Like we were saying, your full site launch could be hours away, or months. In the meantime, you want to keep those visiting your coming soon page to be in the know. There are a few ways ways to accomplish this…
What better way to solicit drum rolls than a countdown timer?
Everyone likes playing Jacques Cousteau – the explorers and early adopters, that drop anchor and then run back to tell their friends they were the first ones here. Ya know, those people that you hear saying “Dude, I was like the 3rd person on Twitter!” Fine, so why not reward these advocates with special promotions and offers, select to them and their early-bird-brethren? Try offering discounts for those that sign up early and help you promote your brand to their network. Marketers using crowdfunding platforms like Kickstarter and IndiGoGo leverage this technique via rewards to their investors which are often free/discounted versions of the products they’re raising funds for. And speaking of crowdfunding campaigns, if you’re running one and want visitors to your coming soon page to donate, make sure you share a link to the campaign.
While you may not have a fully functional website to play host to, you can still share good press through a blog. OkCupid used its blog (OkTrends) to not only keep early users engaged in the online dating scene and their product, but it helped fuel the eventual customer base OkCupid was able to amasse before being acquired by Match.com.
Your coming soon page can have a snippet or two of your latest blog entries. We recommend using WordPress to manage your blog posts. The content you pump out should be geared toward the topics your prospective visitors are interested in. Copyblogger is a great resource to turn you into a blogging champ, helping you craft and curate the content that’s most suitable to your prospective audience. Be sure to enable comments so you can create a community within the blog, along with feedback and discussion from within your company, to your readers. And when you launch the full website, don’t forget to let your devoted blog subscribers know today is the day.
If blogging is one way to keep visitors and early sign-ups engaged, newsletters are a close cousin. Both are vehicles to produce content and send out to your followers.
Opting in with a blog is often done via RSS, which gets trickier if your readers are strictly using curated reading apps on their mobile devices. Whereas opting in for a newsletter on your coming soon page is as simple as having the visitor provide their contact info and submit.
On the ZeroBound coming soon page, the newsletter signup form is one of the main highlights, above the fold. Once the visitor provides name and email, those credentials are passed to a MailChimp mailing list so that they can be marketed to, with press and announcements from within ZeroBound HQ.
You can also see the callout to Help Us Launch, which brings visitors to ZeroBound’s IndieGoGo campaign.
In the early days, even before your coming soon page is launched, you can establish a presence for your brand on places like Facebook, Twitter, Pinterest, YouTube, LinkedIn, etc. Build your followers there with the intent of sending them to your coming soon page, once it launches. Likewise, it’s equally important to make sure your coming soon page links off to your (potentially more active) social profiles. Don’t spread your brand too thin by trying to be everywhere.

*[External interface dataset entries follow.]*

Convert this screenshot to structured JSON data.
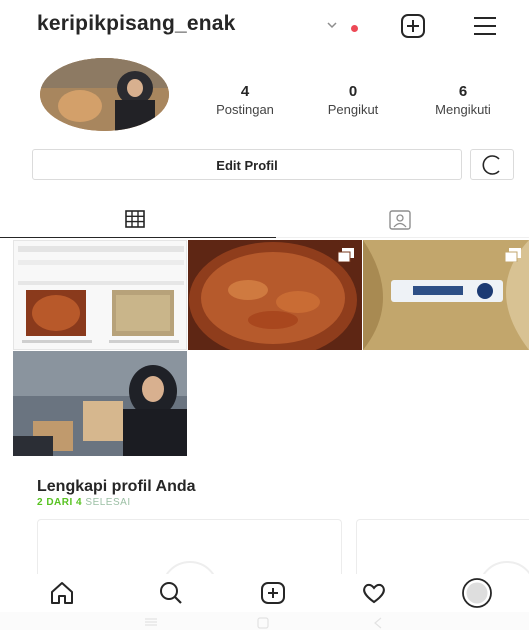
{
  "header": {
    "username": "keripikpisang_enak"
  },
  "profile": {
    "stats": [
      {
        "value": "4",
        "label": "Postingan"
      },
      {
        "value": "0",
        "label": "Pengikut"
      },
      {
        "value": "6",
        "label": "Mengikuti"
      }
    ],
    "edit_button": "Edit Profil"
  },
  "complete_profile": {
    "title": "Lengkapi profil Anda",
    "progress_done": "2 DARI 4",
    "progress_rest": "SELESAI"
  },
  "colors": {
    "accent_green": "#58c322",
    "notification_red": "#ed4956",
    "text_primary": "#262626",
    "border": "#dbdbdb"
  },
  "icons": {
    "header": [
      "chevron-down-icon",
      "new-post-icon",
      "menu-icon"
    ],
    "tabs": [
      "grid-icon",
      "tagged-icon"
    ],
    "bottom_nav": [
      "home-icon",
      "search-icon",
      "new-post-icon",
      "heart-icon",
      "profile-avatar-icon"
    ]
  }
}
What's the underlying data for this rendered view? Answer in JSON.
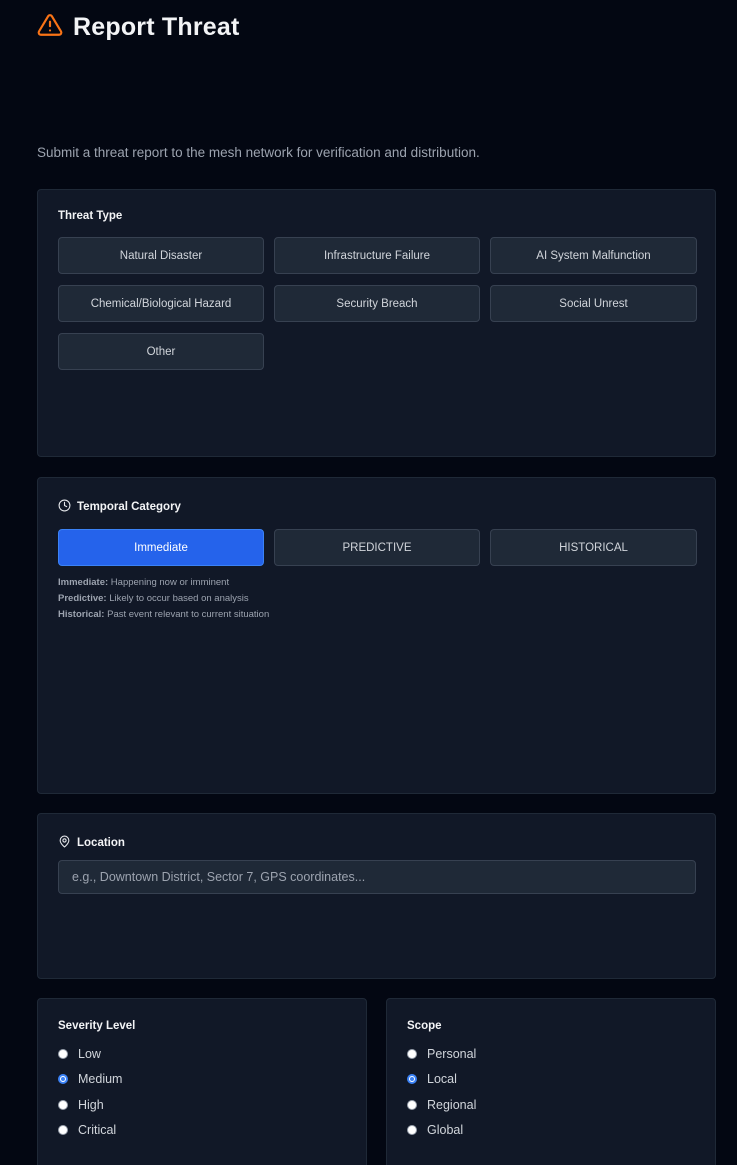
{
  "page": {
    "title": "Report Threat",
    "icon": "warning-triangle-icon",
    "subtitle": "Submit a threat report to the mesh network for verification and distribution."
  },
  "threat_type": {
    "label": "Threat Type",
    "options": [
      "Natural Disaster",
      "Infrastructure Failure",
      "AI System Malfunction",
      "Chemical/Biological Hazard",
      "Security Breach",
      "Social Unrest",
      "Other"
    ]
  },
  "temporal": {
    "label": "Temporal Category",
    "icon": "clock-icon",
    "options": [
      "Immediate",
      "PREDICTIVE",
      "HISTORICAL"
    ],
    "selected": "Immediate",
    "legend": [
      {
        "term": "Immediate:",
        "desc": " Happening now or imminent"
      },
      {
        "term": "Predictive:",
        "desc": " Likely to occur based on analysis"
      },
      {
        "term": "Historical:",
        "desc": " Past event relevant to current situation"
      }
    ]
  },
  "location": {
    "label": "Location",
    "icon": "map-pin-icon",
    "placeholder": "e.g., Downtown District, Sector 7, GPS coordinates...",
    "value": ""
  },
  "severity": {
    "label": "Severity Level",
    "options": [
      "Low",
      "Medium",
      "High",
      "Critical"
    ],
    "selected": "Medium"
  },
  "scope": {
    "label": "Scope",
    "options": [
      "Personal",
      "Local",
      "Regional",
      "Global"
    ],
    "selected": "Local"
  },
  "colors": {
    "background": "#030712",
    "card": "#111827",
    "accent": "#2563eb",
    "warning": "#f97316"
  }
}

Pick the social channels where the majority of your potential customers inhabit and start there. Better to build a solid following (of qualified leads) on one, than dribs and drabs on many.
Coming soon pages should be simple to put together and deliver some sooner-than-later traffic to your brand. Like all web initiatives, make sure the goals of launching this teaser are established. Avoid building a slightly pared down version of the full site that’s in progress. Your coming soon page needs to remain a simple marketing tool, used to build early followers and buzz.
Would be awesome of y’all to share some kick ass coming soon pages you’ve bumped into.